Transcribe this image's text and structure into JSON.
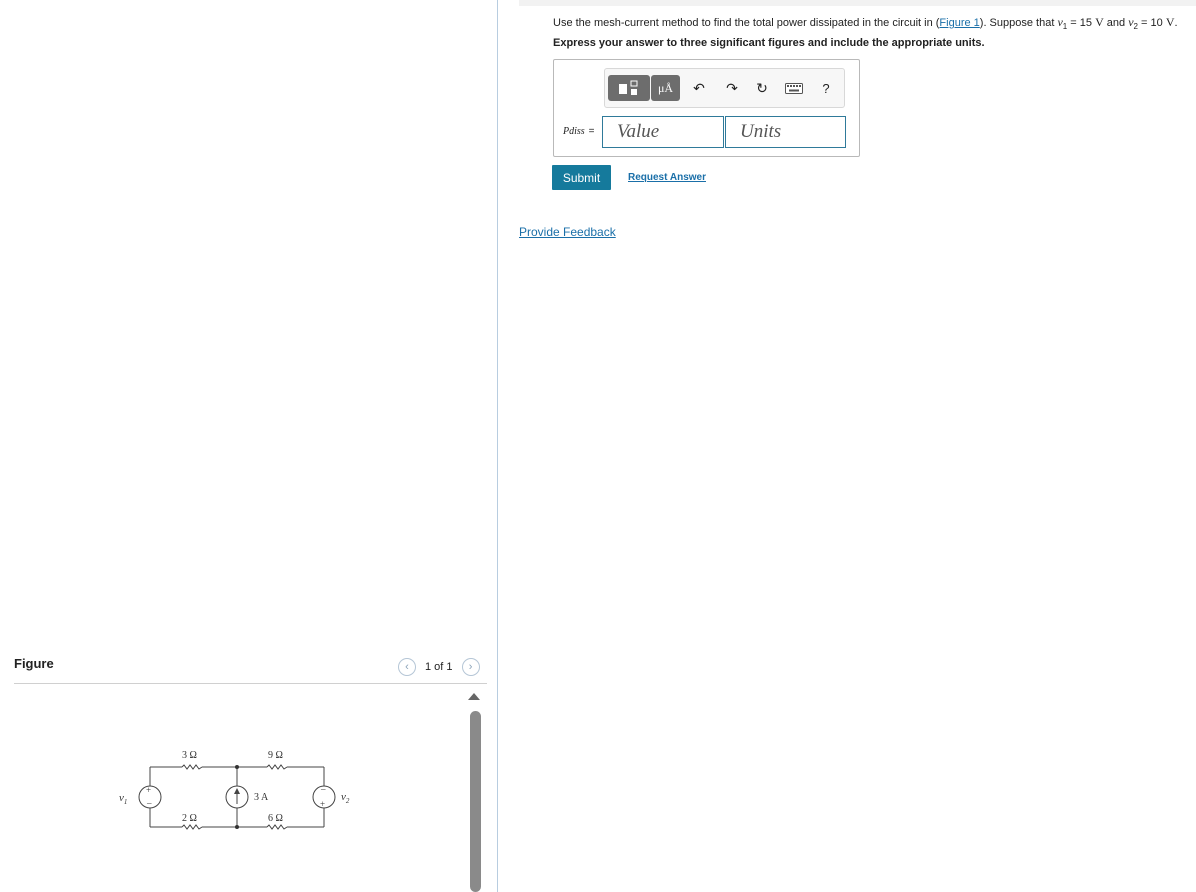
{
  "question": {
    "text_before": "Use the mesh-current method to find the total power dissipated in the circuit in (",
    "figure_link": "Figure 1",
    "text_mid": "). Suppose that ",
    "v1_var": "v",
    "v1_sub": "1",
    "v1_value": " = 15 ",
    "v1_unit": "V",
    "and_text": " and ",
    "v2_var": "v",
    "v2_sub": "2",
    "v2_value": " = 10 ",
    "v2_unit": "V",
    "end": "."
  },
  "instruction": "Express your answer to three significant figures and include the appropriate units.",
  "toolbar": {
    "units_label": "μÅ",
    "help_label": "?"
  },
  "answer": {
    "label": "Pdiss",
    "equals": "=",
    "value_placeholder": "Value",
    "units_placeholder": "Units"
  },
  "buttons": {
    "submit": "Submit",
    "request_answer": "Request Answer",
    "provide_feedback": "Provide Feedback"
  },
  "figure": {
    "heading": "Figure",
    "pager_text": "1 of 1",
    "circuit_labels": {
      "r_top_left": "3 Ω",
      "r_top_right": "9 Ω",
      "r_bottom_left": "2 Ω",
      "r_bottom_right": "6 Ω",
      "current_source": "3 A",
      "v1": "v",
      "v1_sub": "1",
      "v2": "v",
      "v2_sub": "2"
    }
  }
}
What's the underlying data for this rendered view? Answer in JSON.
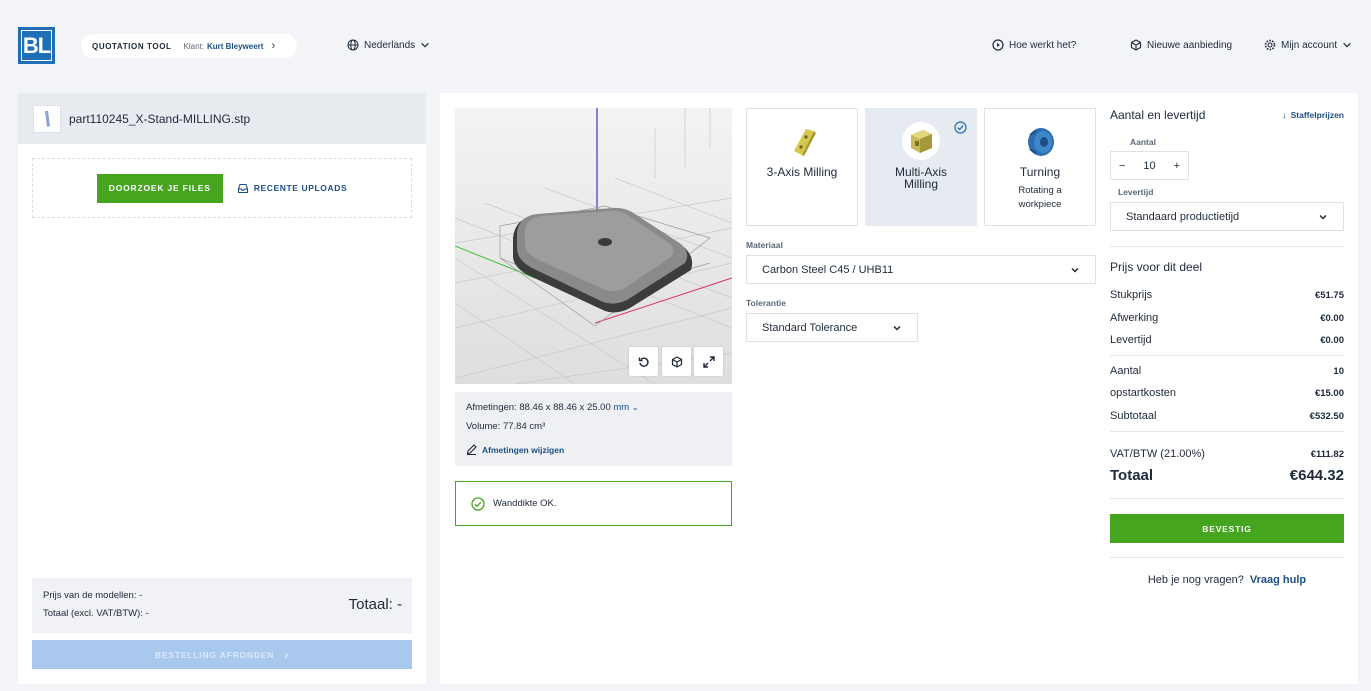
{
  "header": {
    "logo": "BL",
    "tool_label": "QUOTATION TOOL",
    "client_label": "Klant:",
    "client_name": "Kurt Bleyweert",
    "language": "Nederlands",
    "how_it_works": "Hoe werkt het?",
    "new_offer": "Nieuwe aanbieding",
    "account": "Mijn account"
  },
  "left": {
    "file_name": "part110245_X-Stand-MILLING.stp",
    "browse_label": "DOORZOEK JE FILES",
    "recent_label": "RECENTE UPLOADS",
    "models_price_label": "Prijs van de modellen:",
    "models_price_value": "-",
    "total_excl_label": "Totaal (excl. VAT/BTW):",
    "total_excl_value": "-",
    "total_label": "Totaal:",
    "total_value": "-",
    "order_label": "BESTELLING AFRONDEN"
  },
  "viewer": {
    "dims_label": "Afmetingen:",
    "dims_value": "88.46 x 88.46 x 25.00",
    "dims_unit": "mm",
    "volume_label": "Volume:",
    "volume_value": "77.84 cm³",
    "edit_dims": "Afmetingen wijzigen",
    "wall_status": "Wanddikte OK."
  },
  "process": {
    "options": [
      {
        "title": "3-Axis Milling",
        "subtitle": ""
      },
      {
        "title": "Multi-Axis Milling",
        "subtitle": ""
      },
      {
        "title": "Turning",
        "subtitle": "Rotating a workpiece"
      }
    ],
    "selected": "Multi-Axis Milling",
    "material_label": "Materiaal",
    "material_value": "Carbon Steel C45 / UHB11",
    "tolerance_label": "Tolerantie",
    "tolerance_value": "Standard Tolerance"
  },
  "quantity": {
    "title": "Aantal en levertijd",
    "tiered_link": "Staffelprijzen",
    "qty_label": "Aantal",
    "qty_value": "10",
    "minus": "−",
    "plus": "+",
    "lead_label": "Levertijd",
    "lead_value": "Standaard productietijd"
  },
  "price": {
    "title": "Prijs voor dit deel",
    "unit_label": "Stukprijs",
    "unit_value": "€51.75",
    "finish_label": "Afwerking",
    "finish_value": "€0.00",
    "lead_label": "Levertijd",
    "lead_value": "€0.00",
    "qty_label": "Aantal",
    "qty_value": "10",
    "setup_label": "opstartkosten",
    "setup_value": "€15.00",
    "subtotal_label": "Subtotaal",
    "subtotal_value": "€532.50",
    "vat_label": "VAT/BTW (21.00%)",
    "vat_value": "€111.82",
    "total_label": "Totaal",
    "total_value": "€644.32",
    "confirm_label": "BEVESTIG",
    "help_text": "Heb je nog vragen?",
    "help_link": "Vraag hulp"
  },
  "colors": {
    "accent_green": "#45a51f",
    "brand_blue": "#1f6fb7",
    "link_blue": "#1d4f86"
  }
}
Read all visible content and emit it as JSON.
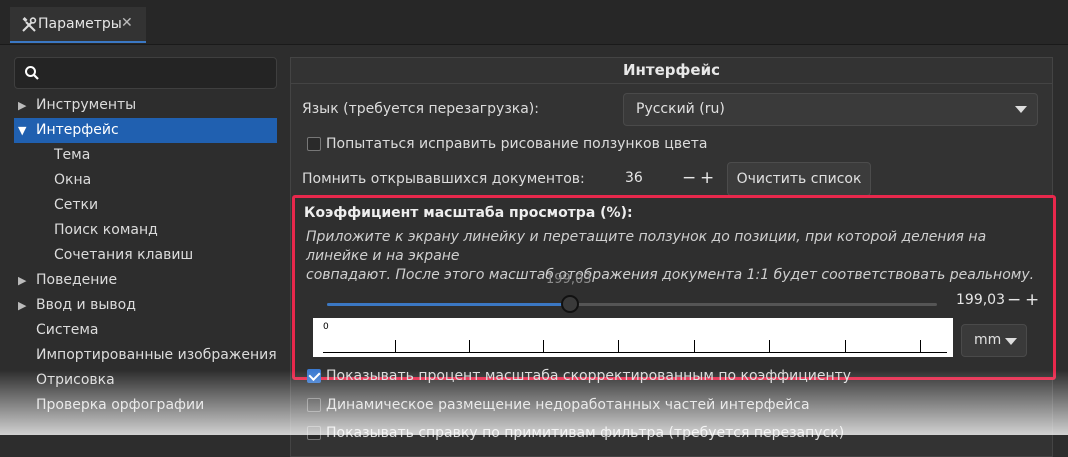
{
  "tab": {
    "icon": "tools-icon",
    "label": "Параметры",
    "close": "✕"
  },
  "search": {
    "icon": "search-icon",
    "placeholder": ""
  },
  "sidebar": {
    "items": [
      {
        "label": "Инструменты",
        "expander": "collapsed"
      },
      {
        "label": "Интерфейс",
        "expander": "expanded",
        "selected": true
      },
      {
        "label": "Тема"
      },
      {
        "label": "Окна"
      },
      {
        "label": "Сетки"
      },
      {
        "label": "Поиск команд"
      },
      {
        "label": "Сочетания клавиш"
      },
      {
        "label": "Поведение",
        "expander": "collapsed"
      },
      {
        "label": "Ввод и вывод",
        "expander": "collapsed"
      },
      {
        "label": "Система"
      },
      {
        "label": "Импортированные изображения"
      },
      {
        "label": "Отрисовка"
      },
      {
        "label": "Проверка орфографии"
      }
    ]
  },
  "main": {
    "title": "Интерфейс",
    "language_label": "Язык (требуется перезагрузка):",
    "language_value": "Русский (ru)",
    "fix_color_sliders_label": "Попытаться исправить рисование ползунков цвета",
    "fix_color_sliders_checked": false,
    "recent_docs_label": "Помнить открывавшихся документов:",
    "recent_docs_value": "36",
    "minus": "−",
    "plus": "+",
    "clear_list_label": "Очистить список",
    "scale": {
      "title": "Коэффициент масштаба просмотра (%):",
      "description_line1": "Приложите к экрану линейку и перетащите ползунок до позиции, при которой деления на линейке и на экране",
      "description_line2": "совпадают. После этого масштаб отображения документа 1:1 будет соответствовать реальному.",
      "slider_bubble": "199,03",
      "value": "199,03",
      "slider_fraction": 0.4,
      "ruler_zero": "0",
      "unit": "mm"
    },
    "show_zoom_corrected_label": "Показывать процент масштаба скорректированным по коэффициенту",
    "show_zoom_corrected_checked": true,
    "dynamic_layout_label": "Динамическое размещение недоработанных частей интерфейса",
    "dynamic_layout_checked": false,
    "filter_help_label": "Показывать справку по примитивам фильтра (требуется перезапуск)",
    "filter_help_checked": false
  },
  "colors": {
    "accent": "#3b78c4",
    "highlight_border": "#e8284c",
    "selected_row": "#2060b0"
  }
}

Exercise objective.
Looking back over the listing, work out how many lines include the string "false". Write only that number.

Response below.
3